▶ _ACTION ITEM_:
Show every line in the material below in which the string "carpeta" appears.

▶ _MATERIAL PROVIDED_:

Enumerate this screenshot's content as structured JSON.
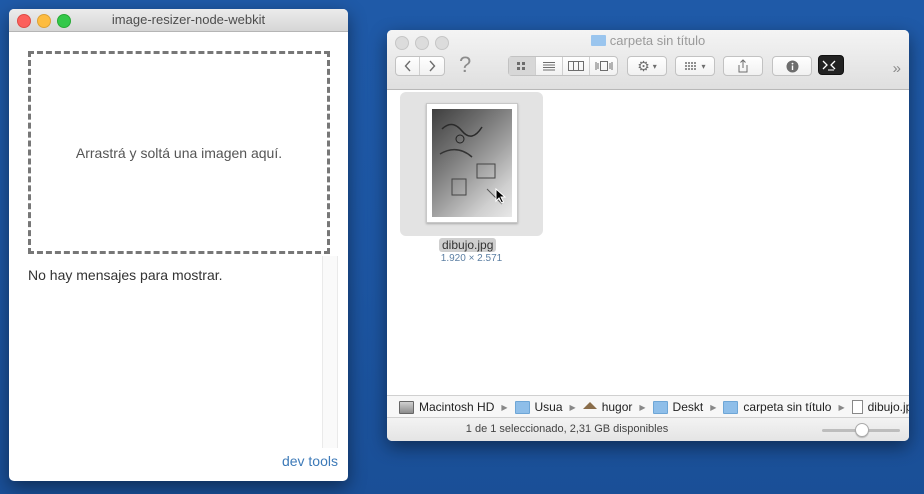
{
  "app_window": {
    "title": "image-resizer-node-webkit",
    "dropzone_text": "Arrastrá y soltá una imagen aquí.",
    "messages_text": "No hay mensajes para mostrar.",
    "dev_tools_link": "dev tools"
  },
  "finder": {
    "title": "carpeta sin título",
    "toolbar": {
      "back_icon": "chevron-left-icon",
      "forward_icon": "chevron-right-icon",
      "view_modes": [
        "icon-view-icon",
        "list-view-icon",
        "column-view-icon",
        "coverflow-view-icon"
      ],
      "selected_view": "icon-view-icon",
      "overflow_glyph": "»"
    },
    "file": {
      "name": "dibujo.jpg",
      "dimensions": "1.920 × 2.571"
    },
    "path": [
      {
        "label": "Macintosh HD",
        "icon": "hard-drive-icon"
      },
      {
        "label": "Usua",
        "icon": "folder-icon"
      },
      {
        "label": "hugor",
        "icon": "home-icon"
      },
      {
        "label": "Deskt",
        "icon": "folder-icon"
      },
      {
        "label": "carpeta sin título",
        "icon": "folder-icon"
      },
      {
        "label": "dibujo.jpg",
        "icon": "document-icon"
      }
    ],
    "status_text": "1 de 1 seleccionado, 2,31 GB disponibles",
    "icon_size_slider": 0.5
  }
}
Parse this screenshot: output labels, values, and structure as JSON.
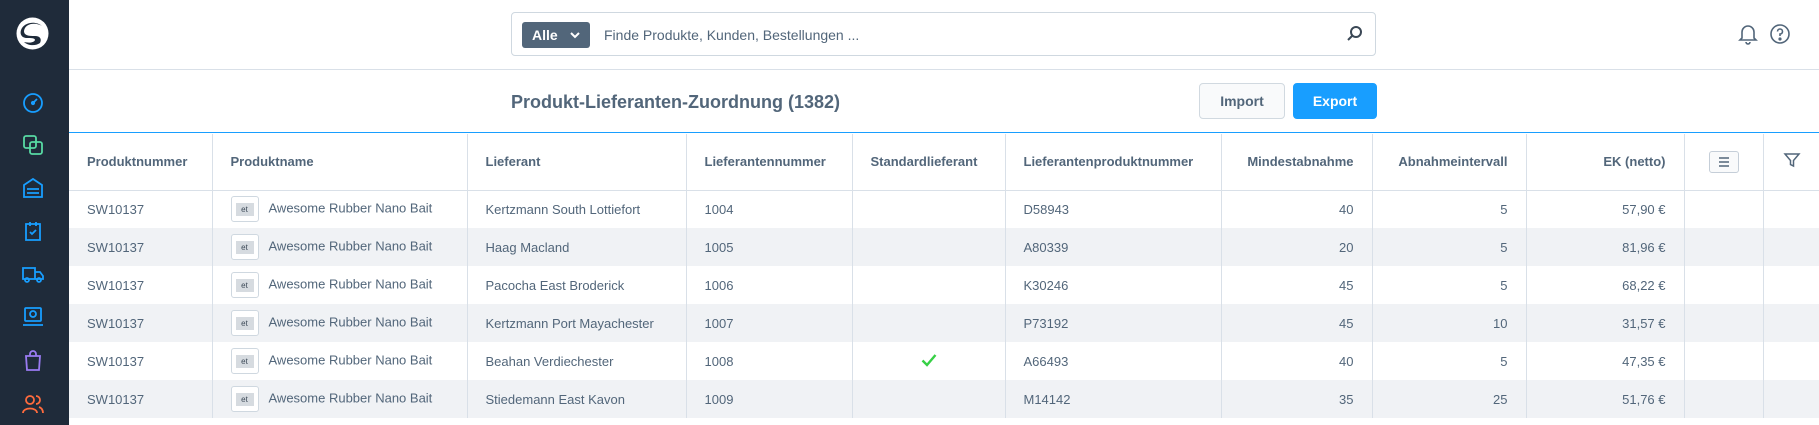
{
  "search": {
    "type_label": "Alle",
    "placeholder": "Finde Produkte, Kunden, Bestellungen ..."
  },
  "icons": {
    "logo": "shopware-logo",
    "nav": [
      "dashboard-icon",
      "catalogue-icon",
      "orders-icon",
      "customers-icon",
      "shipping-icon",
      "content-icon",
      "marketing-icon",
      "users-icon"
    ],
    "top": [
      "bell-icon",
      "help-icon"
    ]
  },
  "colors": {
    "sidebar": "#1f2b3a",
    "accent": "#189eff",
    "check": "#37d046",
    "text": "#52667a"
  },
  "header": {
    "title": "Produkt-Lieferanten-Zuordnung (1382)",
    "import_label": "Import",
    "export_label": "Export"
  },
  "table": {
    "columns": [
      "Produktnummer",
      "Produktname",
      "Lieferant",
      "Lieferantennummer",
      "Standardlieferant",
      "Lieferantenproduktnummer",
      "Mindestabnahme",
      "Abnahmeintervall",
      "EK (netto)"
    ],
    "rows": [
      {
        "nr": "SW10137",
        "thumb": "et",
        "name": "Awesome Rubber Nano Bait",
        "supplier": "Kertzmann South Lottiefort",
        "supplier_nr": "1004",
        "default": false,
        "supplier_product_nr": "D58943",
        "min": "40",
        "interval": "5",
        "price": "57,90 €"
      },
      {
        "nr": "SW10137",
        "thumb": "et",
        "name": "Awesome Rubber Nano Bait",
        "supplier": "Haag Macland",
        "supplier_nr": "1005",
        "default": false,
        "supplier_product_nr": "A80339",
        "min": "20",
        "interval": "5",
        "price": "81,96 €"
      },
      {
        "nr": "SW10137",
        "thumb": "et",
        "name": "Awesome Rubber Nano Bait",
        "supplier": "Pacocha East Broderick",
        "supplier_nr": "1006",
        "default": false,
        "supplier_product_nr": "K30246",
        "min": "45",
        "interval": "5",
        "price": "68,22 €"
      },
      {
        "nr": "SW10137",
        "thumb": "et",
        "name": "Awesome Rubber Nano Bait",
        "supplier": "Kertzmann Port Mayachester",
        "supplier_nr": "1007",
        "default": false,
        "supplier_product_nr": "P73192",
        "min": "45",
        "interval": "10",
        "price": "31,57 €"
      },
      {
        "nr": "SW10137",
        "thumb": "et",
        "name": "Awesome Rubber Nano Bait",
        "supplier": "Beahan Verdiechester",
        "supplier_nr": "1008",
        "default": true,
        "supplier_product_nr": "A66493",
        "min": "40",
        "interval": "5",
        "price": "47,35 €"
      },
      {
        "nr": "SW10137",
        "thumb": "et",
        "name": "Awesome Rubber Nano Bait",
        "supplier": "Stiedemann East Kavon",
        "supplier_nr": "1009",
        "default": false,
        "supplier_product_nr": "M14142",
        "min": "35",
        "interval": "25",
        "price": "51,76 €"
      }
    ]
  }
}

▶ _TASK RESPONSE_:
    "title": "carpeta sin título",
        "label": "carpeta sin título",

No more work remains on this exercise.